One of those places is near Armley Mills, assuming the river there behaved the same as it does nowadays, but as I am no general I would not know a good place to cross a river with an army from a bad one.
Although the article does say one of the Normans went off looking for a river crossing and he eventually found one, could this have been in Armley? I say this because Armley was one of the few places in the country to keep its Saxon Lord, could this have been a reward for telling the Normans about the ford?
The article makes mention of Calverley Lane and the old stone bridge.
The old stone bridge being Calverley Bridge. This part of the River Aire in Rodley has ancient connections thought to date back to Roman times when it was a Horse Ford (Horsforth) and provided the only link between Calverley and Horsforth.
The Saxons were well established in the area when William the Conqueror was out and about killing everyone and may well have maintained some kind of crossing here.
Even today when the water is low it is possible to cross the river on foot. The stone bridge called Calverley Bridge after the Calverley family who paid for it is actually in Rodley and dates from 1775 and was a toll bridge used by horse/car for nearly two hundred years.

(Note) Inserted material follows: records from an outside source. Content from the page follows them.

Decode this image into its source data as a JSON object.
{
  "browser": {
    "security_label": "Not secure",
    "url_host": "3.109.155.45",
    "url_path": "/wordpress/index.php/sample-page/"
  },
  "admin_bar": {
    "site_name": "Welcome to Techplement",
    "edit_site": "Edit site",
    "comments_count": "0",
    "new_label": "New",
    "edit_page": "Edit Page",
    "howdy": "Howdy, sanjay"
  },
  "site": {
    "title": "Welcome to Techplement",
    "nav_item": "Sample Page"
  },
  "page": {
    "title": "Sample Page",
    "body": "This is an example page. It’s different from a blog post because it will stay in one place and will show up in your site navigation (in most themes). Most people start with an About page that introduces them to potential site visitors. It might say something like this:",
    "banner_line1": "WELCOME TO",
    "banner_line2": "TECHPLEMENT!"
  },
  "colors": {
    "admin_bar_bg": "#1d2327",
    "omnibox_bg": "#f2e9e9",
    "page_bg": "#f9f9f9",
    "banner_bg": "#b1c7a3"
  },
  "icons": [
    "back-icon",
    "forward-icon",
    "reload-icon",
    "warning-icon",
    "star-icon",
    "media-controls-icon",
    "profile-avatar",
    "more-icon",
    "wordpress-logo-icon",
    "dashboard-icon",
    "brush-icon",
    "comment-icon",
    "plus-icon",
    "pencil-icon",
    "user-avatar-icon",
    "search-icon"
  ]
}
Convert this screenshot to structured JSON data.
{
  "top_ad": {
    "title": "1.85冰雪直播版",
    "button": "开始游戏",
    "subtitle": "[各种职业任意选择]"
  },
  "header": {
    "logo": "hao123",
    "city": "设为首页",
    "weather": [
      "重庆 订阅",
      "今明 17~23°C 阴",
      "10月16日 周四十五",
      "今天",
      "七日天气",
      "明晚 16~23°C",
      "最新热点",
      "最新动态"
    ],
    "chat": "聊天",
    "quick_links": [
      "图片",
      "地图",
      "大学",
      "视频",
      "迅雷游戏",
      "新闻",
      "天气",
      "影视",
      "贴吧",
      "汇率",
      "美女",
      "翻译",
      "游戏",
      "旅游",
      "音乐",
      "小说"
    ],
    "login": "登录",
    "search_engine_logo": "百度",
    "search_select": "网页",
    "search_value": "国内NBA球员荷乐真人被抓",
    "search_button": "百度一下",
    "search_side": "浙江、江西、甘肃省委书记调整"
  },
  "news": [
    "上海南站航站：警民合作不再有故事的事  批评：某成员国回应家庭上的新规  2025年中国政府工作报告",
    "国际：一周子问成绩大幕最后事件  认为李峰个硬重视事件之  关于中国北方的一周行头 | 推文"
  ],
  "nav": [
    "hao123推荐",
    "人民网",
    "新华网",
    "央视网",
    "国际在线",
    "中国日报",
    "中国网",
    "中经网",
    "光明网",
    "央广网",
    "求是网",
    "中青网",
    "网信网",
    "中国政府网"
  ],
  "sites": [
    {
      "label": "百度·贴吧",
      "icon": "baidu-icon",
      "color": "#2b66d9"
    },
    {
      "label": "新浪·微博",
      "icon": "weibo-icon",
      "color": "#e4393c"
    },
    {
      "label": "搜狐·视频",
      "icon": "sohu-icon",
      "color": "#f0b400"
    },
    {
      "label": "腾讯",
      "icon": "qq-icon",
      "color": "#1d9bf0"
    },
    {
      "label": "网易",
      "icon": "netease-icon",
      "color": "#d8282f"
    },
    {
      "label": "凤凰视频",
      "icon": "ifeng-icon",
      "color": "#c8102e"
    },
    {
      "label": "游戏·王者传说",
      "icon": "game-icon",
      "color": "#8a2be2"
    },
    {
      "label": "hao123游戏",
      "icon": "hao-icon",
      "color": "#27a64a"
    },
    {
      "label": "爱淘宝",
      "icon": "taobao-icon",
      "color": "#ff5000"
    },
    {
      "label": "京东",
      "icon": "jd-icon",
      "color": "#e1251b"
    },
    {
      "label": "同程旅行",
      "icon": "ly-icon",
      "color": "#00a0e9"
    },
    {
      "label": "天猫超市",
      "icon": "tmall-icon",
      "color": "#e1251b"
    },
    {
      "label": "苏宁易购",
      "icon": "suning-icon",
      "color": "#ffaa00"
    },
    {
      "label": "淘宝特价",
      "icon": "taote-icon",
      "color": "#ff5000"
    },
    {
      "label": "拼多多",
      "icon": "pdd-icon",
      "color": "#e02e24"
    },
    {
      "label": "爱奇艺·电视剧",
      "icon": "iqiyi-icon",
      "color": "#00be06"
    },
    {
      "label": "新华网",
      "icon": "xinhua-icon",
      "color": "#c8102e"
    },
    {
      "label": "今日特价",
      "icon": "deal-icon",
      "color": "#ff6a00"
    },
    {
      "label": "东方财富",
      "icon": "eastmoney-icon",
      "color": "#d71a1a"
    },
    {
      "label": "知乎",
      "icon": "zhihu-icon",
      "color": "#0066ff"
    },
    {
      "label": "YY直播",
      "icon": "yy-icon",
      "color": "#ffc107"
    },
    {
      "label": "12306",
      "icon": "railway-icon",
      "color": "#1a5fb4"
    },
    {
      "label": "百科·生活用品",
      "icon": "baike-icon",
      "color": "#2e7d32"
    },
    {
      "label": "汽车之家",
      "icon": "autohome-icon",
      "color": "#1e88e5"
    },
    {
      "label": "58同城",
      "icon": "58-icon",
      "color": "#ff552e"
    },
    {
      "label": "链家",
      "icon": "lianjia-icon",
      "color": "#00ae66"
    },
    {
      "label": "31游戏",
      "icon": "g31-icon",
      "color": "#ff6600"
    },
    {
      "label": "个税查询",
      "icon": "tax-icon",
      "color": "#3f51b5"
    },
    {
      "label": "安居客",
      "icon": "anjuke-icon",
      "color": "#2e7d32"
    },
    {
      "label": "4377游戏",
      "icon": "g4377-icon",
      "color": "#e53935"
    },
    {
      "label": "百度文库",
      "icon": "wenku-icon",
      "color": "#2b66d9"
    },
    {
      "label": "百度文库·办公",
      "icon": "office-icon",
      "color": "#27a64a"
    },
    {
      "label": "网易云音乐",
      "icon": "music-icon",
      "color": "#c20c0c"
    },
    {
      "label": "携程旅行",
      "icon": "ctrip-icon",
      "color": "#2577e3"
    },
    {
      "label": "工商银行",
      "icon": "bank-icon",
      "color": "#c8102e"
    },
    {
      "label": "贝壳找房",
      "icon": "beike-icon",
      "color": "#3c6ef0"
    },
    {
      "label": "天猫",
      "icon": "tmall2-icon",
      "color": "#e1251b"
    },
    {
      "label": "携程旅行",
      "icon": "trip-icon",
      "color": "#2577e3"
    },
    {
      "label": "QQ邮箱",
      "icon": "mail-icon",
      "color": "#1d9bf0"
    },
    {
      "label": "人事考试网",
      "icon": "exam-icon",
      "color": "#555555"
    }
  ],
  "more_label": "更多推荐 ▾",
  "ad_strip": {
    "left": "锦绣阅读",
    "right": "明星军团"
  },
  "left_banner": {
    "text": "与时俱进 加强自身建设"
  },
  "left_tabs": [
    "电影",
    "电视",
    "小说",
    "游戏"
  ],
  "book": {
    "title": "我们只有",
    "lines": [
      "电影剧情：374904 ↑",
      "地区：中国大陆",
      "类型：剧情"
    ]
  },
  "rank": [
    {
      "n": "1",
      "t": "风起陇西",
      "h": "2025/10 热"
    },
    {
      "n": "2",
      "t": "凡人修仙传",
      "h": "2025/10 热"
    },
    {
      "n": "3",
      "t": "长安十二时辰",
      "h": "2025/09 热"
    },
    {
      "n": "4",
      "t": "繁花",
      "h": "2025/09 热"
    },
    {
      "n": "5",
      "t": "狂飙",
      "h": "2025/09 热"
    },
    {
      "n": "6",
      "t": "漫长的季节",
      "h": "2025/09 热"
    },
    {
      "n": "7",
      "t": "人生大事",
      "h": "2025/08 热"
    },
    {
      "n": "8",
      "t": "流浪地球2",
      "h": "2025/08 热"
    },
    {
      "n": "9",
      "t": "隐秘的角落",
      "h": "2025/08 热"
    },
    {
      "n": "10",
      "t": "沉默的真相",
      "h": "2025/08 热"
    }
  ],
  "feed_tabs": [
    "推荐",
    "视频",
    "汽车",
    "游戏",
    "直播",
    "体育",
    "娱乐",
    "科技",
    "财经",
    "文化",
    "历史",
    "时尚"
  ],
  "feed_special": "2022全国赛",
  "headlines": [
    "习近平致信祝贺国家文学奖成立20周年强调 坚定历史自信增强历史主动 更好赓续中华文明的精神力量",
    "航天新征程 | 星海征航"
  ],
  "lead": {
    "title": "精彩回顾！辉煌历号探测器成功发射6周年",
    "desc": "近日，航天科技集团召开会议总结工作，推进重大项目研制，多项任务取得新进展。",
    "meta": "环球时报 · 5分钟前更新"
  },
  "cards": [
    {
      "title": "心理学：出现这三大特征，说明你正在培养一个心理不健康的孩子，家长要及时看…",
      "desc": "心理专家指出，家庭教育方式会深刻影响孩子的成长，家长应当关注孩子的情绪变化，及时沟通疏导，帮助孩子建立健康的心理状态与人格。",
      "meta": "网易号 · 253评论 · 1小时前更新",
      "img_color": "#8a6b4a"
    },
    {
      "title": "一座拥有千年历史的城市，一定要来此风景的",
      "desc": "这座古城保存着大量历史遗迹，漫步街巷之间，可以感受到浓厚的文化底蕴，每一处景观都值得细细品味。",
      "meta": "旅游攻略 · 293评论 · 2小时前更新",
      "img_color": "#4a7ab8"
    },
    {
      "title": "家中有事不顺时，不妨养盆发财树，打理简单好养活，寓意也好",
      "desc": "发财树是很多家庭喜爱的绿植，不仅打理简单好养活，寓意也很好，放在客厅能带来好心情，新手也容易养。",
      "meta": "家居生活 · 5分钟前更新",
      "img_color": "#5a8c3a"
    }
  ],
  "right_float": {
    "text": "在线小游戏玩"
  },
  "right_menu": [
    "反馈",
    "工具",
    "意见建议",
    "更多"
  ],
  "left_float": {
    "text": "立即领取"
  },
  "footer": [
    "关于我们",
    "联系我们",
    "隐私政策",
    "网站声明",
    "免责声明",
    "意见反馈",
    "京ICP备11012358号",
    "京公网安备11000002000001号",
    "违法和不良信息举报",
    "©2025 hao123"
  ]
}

You would pay your toll at the Railway Pub where there used to be an old lean to shed – later a house was built for the gatekeeper on the Calverley Lane side.
The stone bridge was probably just one of many bridges that had spanned the river here over the years, even as late as the 1840’s a wooden bridge was still in use a little further up river.
It is known that in the 13th century a mill and dwellings were on the Rodley side of the river.
Calverley Lane was first mentioned in documents in the 13th century.
If you stand on the bridge looking up river you can see the remains of the weir that was there for nearly 600 years until it was destroyed by a storm in 1944.
If you look down river you can see the man-made island that was part of the mill race to direct water to the mill.